31. Bandages are great for storytelling. If you are drawing a black and white series, it's sometimes hard to show your hero getting beat up, bruised and bloody, but dirt and bandages help sell it.

32. Profile, figure, stance and contour can give your character personality just like the individuals that we are.

33. Mistakes and weakness give the impression of human qualities. If we were all invincible then we wouldn't be very interesting, hence the main reason I don't really do any superhero stuff.

34. Depth, tonal contrast and texture help bring the viewer into your world.

35. Awkward handling of objects when fumbling also project a sense of realness. We are not all surefooted or have a G.I. Joe grip. Then add dramatic lighting through a window that cast long eerie shadows and you have something more interesting.

36. Like looking down a hollow pit or a crater, you want to create a sense of depth and pick the best way to view your scene. From above or below, sometimes I draw a scene from different angles just to see how it will look in the end.

37. A transportation rear view sometimes create submersion in a scene, because your mind will want to make you walk around to the front to see what's going on. This creates a sense of conundrum.

38. Movement with out moving is what I call it. Rain, water ripples, leaves, and papers blowing in the wind, are all props that can give a static drawing a bit more intensity and a sense of perceived movement.

39. Sometimes I try to visualize humanity pitted against the unstoppable machine of modern progress. Someone in the wrong place at the right time, flesh and bone against concrete and steel. We may carry guns, and wear armor, but in the end bones break, and the human eggshell is feeble.

40. These elements of humanity can be in your face, or subtle like bandages covering a wound.

41. Unlike the close up of facial expressions that will convey a certain emotion, extreme technical close ups are sometimes needed for spatial reference, and medium.

42. Perceived slow motion is very hard to create, but it can be a really nice effect in static artwork. It creates a sense of intensity and detail that suck you in as a viewer.

43. Not all parts of your story can be told with a "this is this", and "this is that" attitude. Sometimes, you will need a subtle hint of something that can create a metaphor for more. This reveals your characters emotions outside of dialogue.A scene of higher elevation and emotional significance will set your work apart from the rest.

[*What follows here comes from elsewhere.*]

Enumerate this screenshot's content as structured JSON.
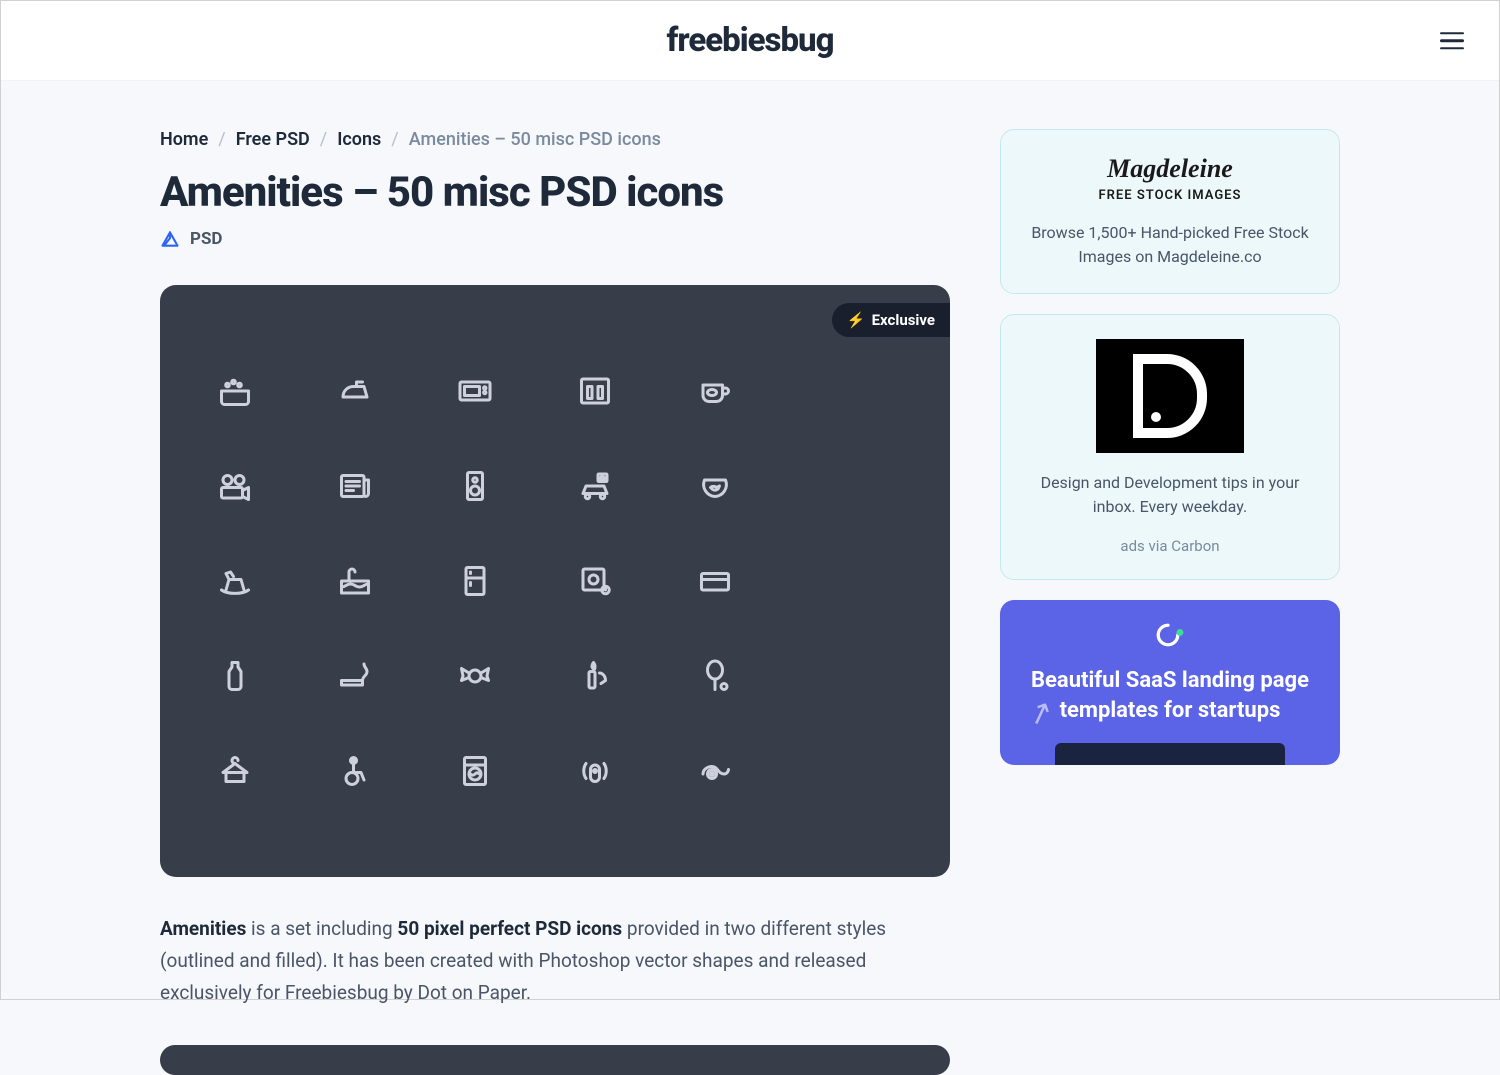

Thank you for the video still archive, compiled by Richard Gunn
"Blade Runner" is a trademark of the Blade Runner partnership.
All film artwork & photography © Ladd Company 1982.